- _Problem to work on_
The copy you produce must hold every record exactly, and none of the images.
-- Material for the task follows --
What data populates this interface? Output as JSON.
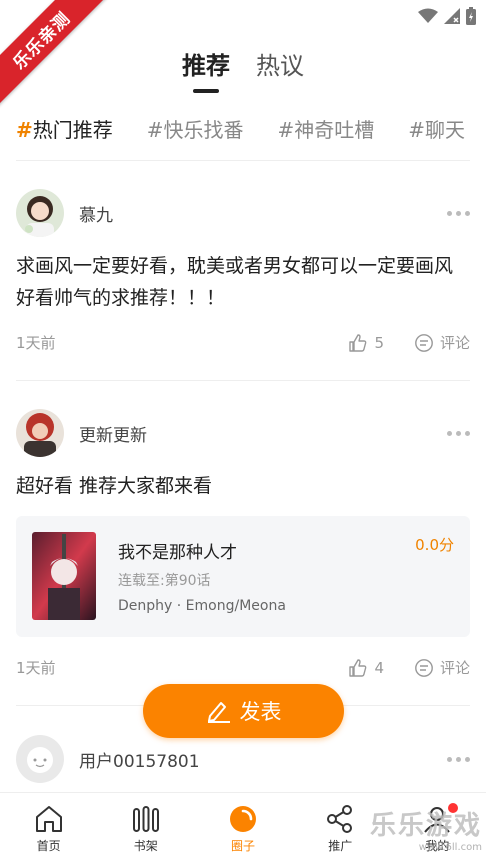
{
  "ribbon": {
    "text": "乐乐亲测"
  },
  "tabs": [
    {
      "label": "推荐",
      "active": true
    },
    {
      "label": "热议",
      "active": false
    }
  ],
  "topics": [
    {
      "label": "#热门推荐",
      "active": true
    },
    {
      "label": "#快乐找番",
      "active": false
    },
    {
      "label": "#神奇吐槽",
      "active": false
    },
    {
      "label": "#聊天",
      "active": false
    }
  ],
  "posts": [
    {
      "username": "慕九",
      "text": "求画风一定要好看，耽美或者男女都可以一定要画风好看帅气的求推荐！！！",
      "time": "1天前",
      "likes": "5",
      "comment_label": "评论"
    },
    {
      "username": "更新更新",
      "text": "超好看 推荐大家都来看",
      "time": "1天前",
      "likes": "4",
      "comment_label": "评论",
      "book": {
        "title": "我不是那种人才",
        "score": "0.0分",
        "status": "连载至:第90话",
        "author": "Denphy · Emong/Meona"
      }
    },
    {
      "username": "用户00157801"
    }
  ],
  "fab": {
    "label": "发表",
    "icon": "edit-icon"
  },
  "bottom_nav": [
    {
      "label": "首页",
      "icon": "home-icon",
      "active": false
    },
    {
      "label": "书架",
      "icon": "bookshelf-icon",
      "active": false
    },
    {
      "label": "圈子",
      "icon": "circle-icon",
      "active": true
    },
    {
      "label": "推广",
      "icon": "share-icon",
      "active": false
    },
    {
      "label": "我的",
      "icon": "profile-icon",
      "active": false
    }
  ],
  "watermark": {
    "text": "乐乐游戏",
    "url_text": "www.6ll.com"
  },
  "colors": {
    "accent": "#fb8300",
    "ribbon": "#d9242b"
  }
}
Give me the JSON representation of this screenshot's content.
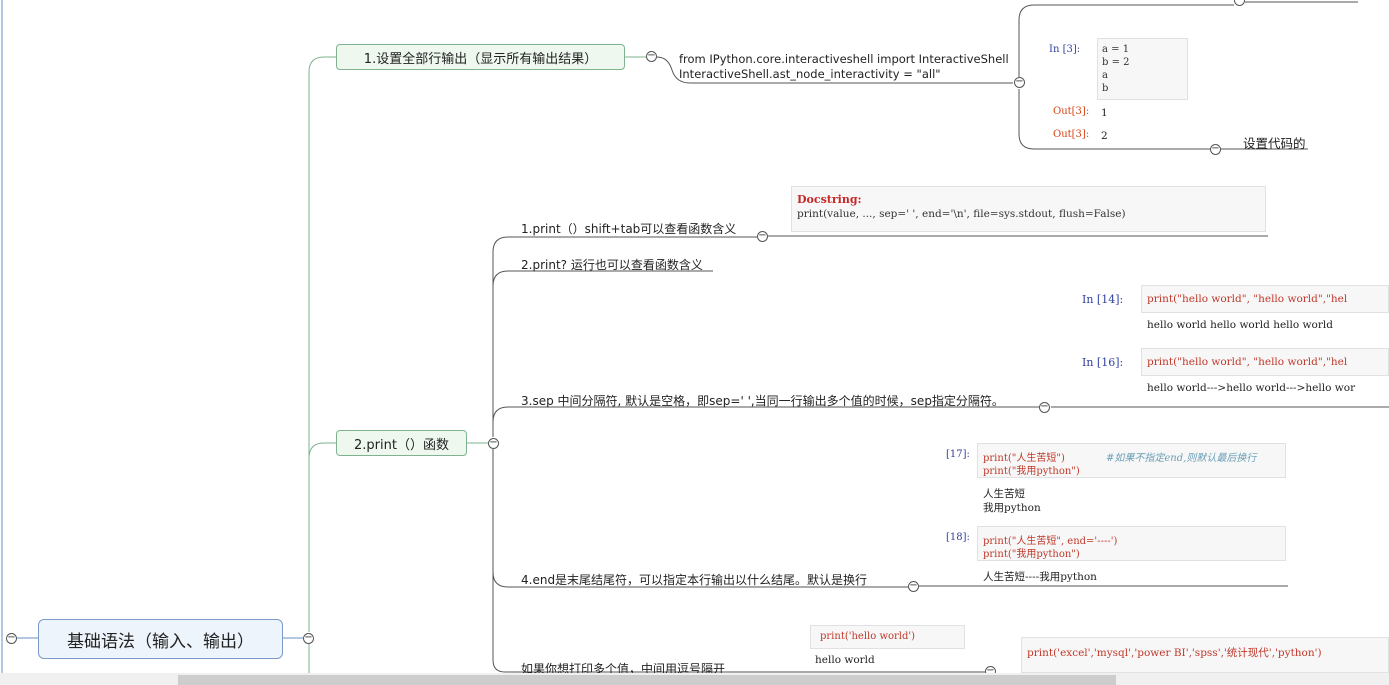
{
  "root": {
    "label": "基础语法（输入、输出）"
  },
  "branch1": {
    "label": "1.设置全部行输出（显示所有输出结果）",
    "code_line1": "from IPython.core.interactiveshell import InteractiveShell",
    "code_line2": "InteractiveShell.ast_node_interactivity = \"all\"",
    "example": {
      "prompt_in": "In  [3]:",
      "lines": [
        "a = 1",
        "b = 2",
        "a",
        "b"
      ],
      "out1_prompt": "Out[3]:",
      "out1_value": "1",
      "out2_prompt": "Out[3]:",
      "out2_value": "2"
    },
    "note": "设置代码的"
  },
  "branch2": {
    "label": "2.print（）函数",
    "items": [
      {
        "text": "1.print（）shift+tab可以查看函数含义"
      },
      {
        "text": "2.print? 运行也可以查看函数含义"
      },
      {
        "text": "3.sep 中间分隔符, 默认是空格，即sep=' ',当同一行输出多个值的时候，sep指定分隔符。"
      },
      {
        "text": "4.end是末尾结尾符，可以指定本行输出以什么结尾。默认是换行"
      },
      {
        "text": "如果你想打印多个值，中间用逗号隔开"
      }
    ],
    "docstring": {
      "title": "Docstring:",
      "signature": "print(value, ..., sep=' ', end='\\n', file=sys.stdout, flush=False)"
    },
    "sep_examples": [
      {
        "prompt": "In  [14]:",
        "code": "print(\"hello world\", \"hello world\",\"hel",
        "output": "hello world hello world hello world"
      },
      {
        "prompt": "In  [16]:",
        "code": "print(\"hello world\", \"hello world\",\"hel",
        "output": "hello world--->hello world--->hello wor"
      }
    ],
    "end_examples": [
      {
        "prompt": "[17]:",
        "line1": "print(\"人生苦短\")",
        "comment": "#如果不指定end,则默认最后换行",
        "line2": "print(\"我用python\")",
        "out1": "人生苦短",
        "out2": "我用python"
      },
      {
        "prompt": "[18]:",
        "line1": "print(\"人生苦短\", end='----')",
        "line2": "print(\"我用python\")",
        "out1": "人生苦短----我用python"
      }
    ],
    "multi_examples": {
      "code1": "print('hello world')",
      "out1": "hello world",
      "code2": "print('excel','mysql','power BI','spss','统计现代','python')"
    }
  }
}
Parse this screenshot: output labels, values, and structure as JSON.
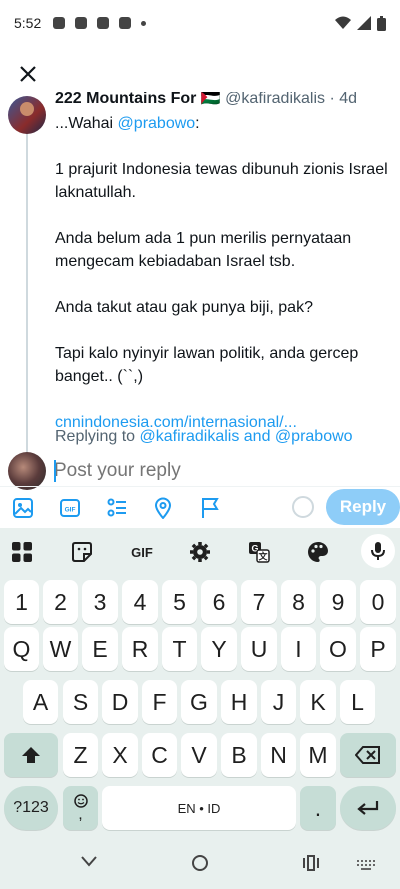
{
  "status_bar": {
    "time": "5:52"
  },
  "tweet": {
    "author_name": "222 Mountains For 🇵🇸",
    "author_meta": "@kafiradikalis · 4d",
    "greeting_prefix": "...Wahai ",
    "greeting_mention": "@prabowo",
    "greeting_suffix": ":",
    "para1": "1 prajurit Indonesia tewas dibunuh zionis Israel laknatullah.",
    "para2": "Anda belum ada 1 pun merilis pernyataan mengecam kebiadaban Israel tsb.",
    "para3": "Anda takut atau gak punya biji, pak?",
    "para4": "Tapi kalo nyinyir lawan politik, anda gercep banget.. (``,)",
    "link": "cnnindonesia.com/internasional/...",
    "replying_prefix": "Replying to ",
    "replying_user1": "@kafiradikalis",
    "replying_and": " and ",
    "replying_user2": "@prabowo"
  },
  "composer": {
    "placeholder": "Post your reply",
    "reply_label": "Reply"
  },
  "keyboard": {
    "gif_label": "GIF",
    "row_numbers": [
      "1",
      "2",
      "3",
      "4",
      "5",
      "6",
      "7",
      "8",
      "9",
      "0"
    ],
    "row_q": [
      "Q",
      "W",
      "E",
      "R",
      "T",
      "Y",
      "U",
      "I",
      "O",
      "P"
    ],
    "row_a": [
      "A",
      "S",
      "D",
      "F",
      "G",
      "H",
      "J",
      "K",
      "L"
    ],
    "row_z": [
      "Z",
      "X",
      "C",
      "V",
      "B",
      "N",
      "M"
    ],
    "symbols_label": "?123",
    "emoji_comma": ",",
    "space_label": "EN • ID",
    "period_label": "."
  },
  "colors": {
    "accent": "#1d9bf0",
    "reply_button": "#8ecdf8",
    "keyboard_bg": "#e8f0ee",
    "modifier_key": "#c6ddd6"
  },
  "icons": [
    "close-icon",
    "image-icon",
    "gif-icon",
    "poll-icon",
    "location-icon",
    "flag-icon",
    "apps-icon",
    "sticker-icon",
    "settings-icon",
    "translate-icon",
    "palette-icon",
    "mic-icon",
    "shift-icon",
    "backspace-icon",
    "enter-icon",
    "emoji-icon",
    "back-nav-icon",
    "home-nav-icon",
    "recents-nav-icon",
    "keyboard-switch-icon"
  ]
}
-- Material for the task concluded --
- _Solution to the exercise_
What data populates this interface? Output as JSON.
{
  "ribbon": {
    "text": "乐乐亲测"
  },
  "tabs": [
    {
      "label": "推荐",
      "active": true
    },
    {
      "label": "热议",
      "active": false
    }
  ],
  "topics": [
    {
      "label": "#热门推荐",
      "active": true
    },
    {
      "label": "#快乐找番",
      "active": false
    },
    {
      "label": "#神奇吐槽",
      "active": false
    },
    {
      "label": "#聊天",
      "active": false
    }
  ],
  "posts": [
    {
      "username": "慕九",
      "text": "求画风一定要好看，耽美或者男女都可以一定要画风好看帅气的求推荐！！！",
      "time": "1天前",
      "likes": "5",
      "comment_label": "评论"
    },
    {
      "username": "更新更新",
      "text": "超好看 推荐大家都来看",
      "time": "1天前",
      "likes": "4",
      "comment_label": "评论",
      "book": {
        "title": "我不是那种人才",
        "score": "0.0分",
        "status": "连载至:第90话",
        "author": "Denphy · Emong/Meona"
      }
    },
    {
      "username": "用户00157801"
    }
  ],
  "fab": {
    "label": "发表",
    "icon": "edit-icon"
  },
  "bottom_nav": [
    {
      "label": "首页",
      "icon": "home-icon",
      "active": false
    },
    {
      "label": "书架",
      "icon": "bookshelf-icon",
      "active": false
    },
    {
      "label": "圈子",
      "icon": "circle-icon",
      "active": true
    },
    {
      "label": "推广",
      "icon": "share-icon",
      "active": false
    },
    {
      "label": "我的",
      "icon": "profile-icon",
      "active": false
    }
  ],
  "watermark": {
    "text": "乐乐游戏",
    "url_text": "www.6ll.com"
  },
  "colors": {
    "accent": "#fb8300",
    "ribbon": "#d9242b"
  }
}
Give me the JSON representation of this screenshot's content.
{
  "root": {
    "label": "基础语法（输入、输出）"
  },
  "branch1": {
    "label": "1.设置全部行输出（显示所有输出结果）",
    "code_line1": "from IPython.core.interactiveshell import InteractiveShell",
    "code_line2": "InteractiveShell.ast_node_interactivity = \"all\"",
    "example": {
      "prompt_in": "In  [3]:",
      "lines": [
        "a = 1",
        "b = 2",
        "a",
        "b"
      ],
      "out1_prompt": "Out[3]:",
      "out1_value": "1",
      "out2_prompt": "Out[3]:",
      "out2_value": "2"
    },
    "note": "设置代码的"
  },
  "branch2": {
    "label": "2.print（）函数",
    "items": [
      {
        "text": "1.print（）shift+tab可以查看函数含义"
      },
      {
        "text": "2.print? 运行也可以查看函数含义"
      },
      {
        "text": "3.sep 中间分隔符, 默认是空格，即sep=' ',当同一行输出多个值的时候，sep指定分隔符。"
      },
      {
        "text": "4.end是末尾结尾符，可以指定本行输出以什么结尾。默认是换行"
      },
      {
        "text": "如果你想打印多个值，中间用逗号隔开"
      }
    ],
    "docstring": {
      "title": "Docstring:",
      "signature": "print(value, ..., sep=' ', end='\\n', file=sys.stdout, flush=False)"
    },
    "sep_examples": [
      {
        "prompt": "In  [14]:",
        "code": "print(\"hello world\", \"hello world\",\"hel",
        "output": "hello world hello world hello world"
      },
      {
        "prompt": "In  [16]:",
        "code": "print(\"hello world\", \"hello world\",\"hel",
        "output": "hello world--->hello world--->hello wor"
      }
    ],
    "end_examples": [
      {
        "prompt": "[17]:",
        "line1": "print(\"人生苦短\")",
        "comment": "#如果不指定end,则默认最后换行",
        "line2": "print(\"我用python\")",
        "out1": "人生苦短",
        "out2": "我用python"
      },
      {
        "prompt": "[18]:",
        "line1": "print(\"人生苦短\", end='----')",
        "line2": "print(\"我用python\")",
        "out1": "人生苦短----我用python"
      }
    ],
    "multi_examples": {
      "code1": "print('hello world')",
      "out1": "hello world",
      "code2": "print('excel','mysql','power BI','spss','统计现代','python')"
    }
  }
}
Parse this screenshot: output labels, values, and structure as JSON.
{
  "status_bar": {
    "time": "5:52"
  },
  "tweet": {
    "author_name": "222 Mountains For 🇵🇸",
    "author_meta": "@kafiradikalis · 4d",
    "greeting_prefix": "...Wahai ",
    "greeting_mention": "@prabowo",
    "greeting_suffix": ":",
    "para1": "1 prajurit Indonesia tewas dibunuh zionis Israel laknatullah.",
    "para2": "Anda belum ada 1 pun merilis pernyataan mengecam kebiadaban Israel tsb.",
    "para3": "Anda takut atau gak punya biji, pak?",
    "para4": "Tapi kalo nyinyir lawan politik, anda gercep banget.. (``,)",
    "link": "cnnindonesia.com/internasional/...",
    "replying_prefix": "Replying to ",
    "replying_user1": "@kafiradikalis",
    "replying_and": " and ",
    "replying_user2": "@prabowo"
  },
  "composer": {
    "placeholder": "Post your reply",
    "reply_label": "Reply"
  },
  "keyboard": {
    "gif_label": "GIF",
    "row_numbers": [
      "1",
      "2",
      "3",
      "4",
      "5",
      "6",
      "7",
      "8",
      "9",
      "0"
    ],
    "row_q": [
      "Q",
      "W",
      "E",
      "R",
      "T",
      "Y",
      "U",
      "I",
      "O",
      "P"
    ],
    "row_a": [
      "A",
      "S",
      "D",
      "F",
      "G",
      "H",
      "J",
      "K",
      "L"
    ],
    "row_z": [
      "Z",
      "X",
      "C",
      "V",
      "B",
      "N",
      "M"
    ],
    "symbols_label": "?123",
    "emoji_comma": ",",
    "space_label": "EN • ID",
    "period_label": "."
  },
  "colors": {
    "accent": "#1d9bf0",
    "reply_button": "#8ecdf8",
    "keyboard_bg": "#e8f0ee",
    "modifier_key": "#c6ddd6"
  },
  "icons": [
    "close-icon",
    "image-icon",
    "gif-icon",
    "poll-icon",
    "location-icon",
    "flag-icon",
    "apps-icon",
    "sticker-icon",
    "settings-icon",
    "translate-icon",
    "palette-icon",
    "mic-icon",
    "shift-icon",
    "backspace-icon",
    "enter-icon",
    "emoji-icon",
    "back-nav-icon",
    "home-nav-icon",
    "recents-nav-icon",
    "keyboard-switch-icon"
  ]
}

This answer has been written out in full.